Wednesday 3 July: 5:30pm – 7:00pm, poster session
Macquarie University, Australia
Australia, like other liberal democracies, supports the idea of social justice and equality and this includes ensuring equality of opportunity in education through the provision of widening participation (WP) programs. Young people from refugee backgrounds face a raft of complex challenges when entering the Australian education system, stemming from common experiences of disrupted prior education and trauma. Due to a range of factors including limited social and cultural capital, students from refugee backgrounds in most cases need additional guidance and encouragement to attend university. Learning, Education, Aspiration and Participation (LEAP)–Macquarie Mentoring (Refugee Mentoring) Program at Macquarie University in Sydney–is one of such initiatives. In this presentation, the authors who are involved in the evaluation of the program will present an overview of the LEAP program and provide evidence on how the program has made an impact on the academic aspirations of students from refugee backgrounds. From 2013-2016 a mixed method approach was used to evaluate the effectiveness of the LEAP program encompassing three focus groups with 12 mentees in each (n=36) and paper based surveys (n=724).

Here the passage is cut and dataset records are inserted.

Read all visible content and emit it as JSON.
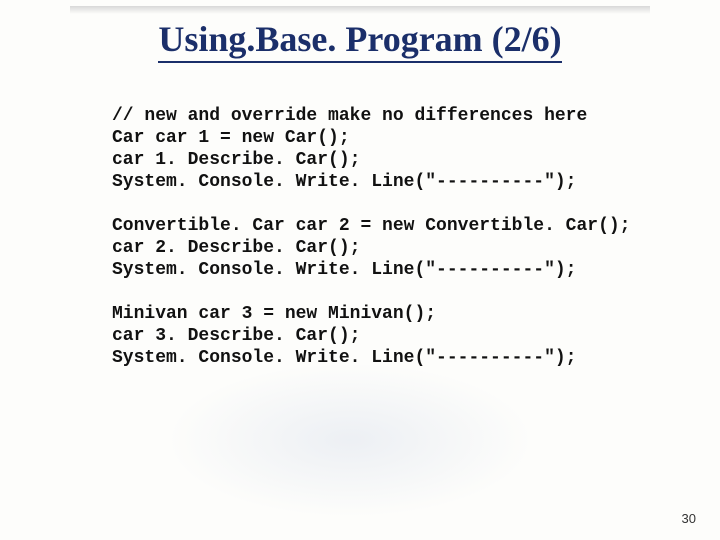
{
  "title": "Using.Base. Program (2/6)",
  "code_block1": "// new and override make no differences here\nCar car 1 = new Car();\ncar 1. Describe. Car();\nSystem. Console. Write. Line(\"----------\");",
  "code_block2": "Convertible. Car car 2 = new Convertible. Car();\ncar 2. Describe. Car();\nSystem. Console. Write. Line(\"----------\");",
  "code_block3": "Minivan car 3 = new Minivan();\ncar 3. Describe. Car();\nSystem. Console. Write. Line(\"----------\");",
  "page_number": "30"
}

Key findings highlight that the LEAP program has increased awareness, confidence and motivation towards higher education and improved perception about university. After participating in LEAP, students are more aware of available courses and fields of study, subject and entry requirements, the various pathways to university, and the benefits of obtaining higher education qualifications. Confidence and motivation is also improving. Post LEAP participation, students perceive higher education as a more attainable goal. This has positive implications for students beyond the LEAP cohort: participants often encourage and inspire their peers and students in younger year levels to consider higher education. Greater motivation to complete year 12 and take a university pathway was also noted as a positive change for students involved with LEAP. Students are more willing to study and work harder to achieve their academic potential once they are aware of the value of a higher education qualification and how their school studies relate to their future aspirations. Results also suggest students are more ambitious in terms of their future educational and career prospects. More importantly, the program contributes to the development of educational and social capital for students as they develop confidence, awareness, motivation and a perception towards university that results in widening participation in higher education for students from refugee backgrounds.